A young woman stands in a bathroom, and is confronted by two reflections of herself – one pro-selfie (R1), the other anti- (R2). During this back-and-forth conversation, the cliches about selfies are reiterated, as if to provide a summary of where we are now in terms of selfie discourse.
The selfie is first suggested in the video as if it were an illicit activity, when the reflection (R1) urges her to “do it… take a selfie” to the sound of eerie background music. “Isn’t that a little narcissistic?” (cliche 1 – selfies are narcissistic) chimes in the second reflection (R2). R1 states that “selfies help young girls redefine the standards of beauty” (cliche 2 – selfies need to be resistant to be valid), which is immediately contradicted by her instruction to “stick out your tits and take a picture” (cliche 3 – selfies are inseparable from sexualised body display).
R2 expresses concern that “this is going to come across as some kind of pathetic plea for attention” (cliche 4 – selfies are attention-seeking). R1 counters this by likening the selfie to a self-portrait, created by artists, “like Van Gogh” (cliche 5 – selfies exist in relation to Proper Art). Furthermore, she adds, astronauts take selfies, to which R2 responds that this is justified because they’re in outer space, and this achievement therefore makes their selfies acceptable (cliche 6 – selfies are valid if taken by special people). R1 continues by reassuring the heroine that “no first draft ever made it to Instagram” (cliche 7 – selfies connote inauthenticity). R1’s advice to “let your body just fall the way it naturally does” results in a contorted pose (cliche 8 – selfies feature forced and bizarre presentations of self):
Again, R2 expresses concern about the image, suggesting it makes her look like “a raging narcissist” (just one image, really?). R1 angrily retorts that everyone does this, and that tagging it #nomakeup and sending money to a cancer charity would protect her from accusations of narcissism (cliche 9 – selfie-takers seek to validate themselves and escape criticism, making even donation a cynical act). R2 questions this practice of “paying money to be relieved of guilt” (cliche 10 – selfie-takers are guilty of doing something that requires forgiveness). Both R1 and R2 then state they “don’t give a fuck what other people think” and use their selfie-taking / non-selfie-taking as evidence of that (cliche 4 again – selfies are taken to generate positive peer attention).
R1 suggests that the heroine take a silly photo to connote not-giving-a-fuck, but proceeds to stage manage the process, suggesting “cute weird”, with “beautiful eyes” (cliche 11 – selfies are contrived and lack anything approaching spontaneity). This should involve looking as if she is unaware of having the photo taken (cliche 7 again). Lastly, she states “now hold up a sign about feminism, but still with great cleavage” (cliche 12 – even political statements are compromised by the selfie’s principle of sexual display.

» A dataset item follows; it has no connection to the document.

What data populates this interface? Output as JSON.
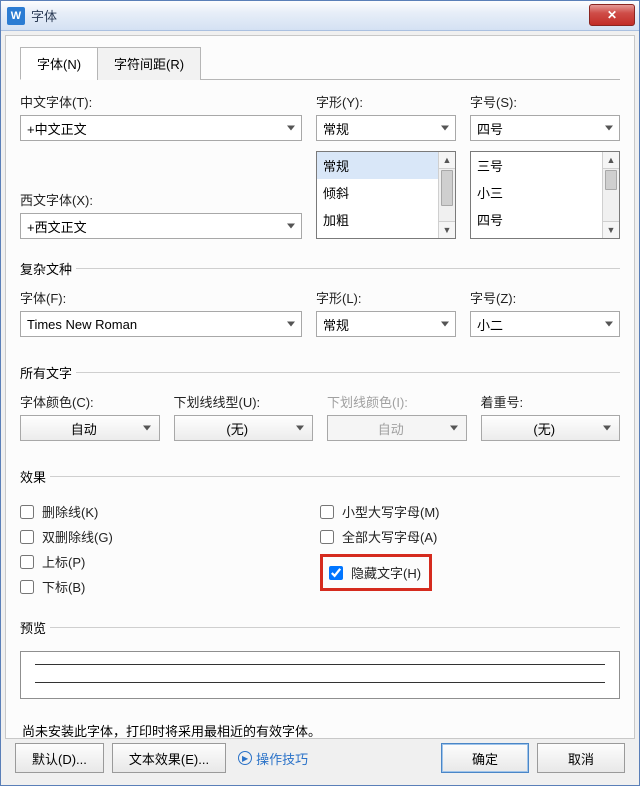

Selfie-takers are therefore excluded from feminist practice).
The heroine takes her picture and uploads it, captioning it by stating that she doesn’t “normally take selfies, but I’m just being goofy and living life, LOL, #cancerresearch” (cliche 12 again – the contrast between LOL and #cancerresearch implies that selfie-takers are unable to approach serious issues in an appropriate manner).
Cut to the photograph’s reception by two of her friends:
“She is such an attention whore” one states, adding “stop shoving your face in my feed”, before they both click ‘like’ and add positive comments (cliche 13 – selfies are part of an online culture of deception, where no-one says what they mean, but engage in activities which maintain their social position).
So there we have it – selfie-discipline approached from both the individual and social perspective, in which both the sub-conscious and the peer group combine forces to urge young women to stop taking selfies.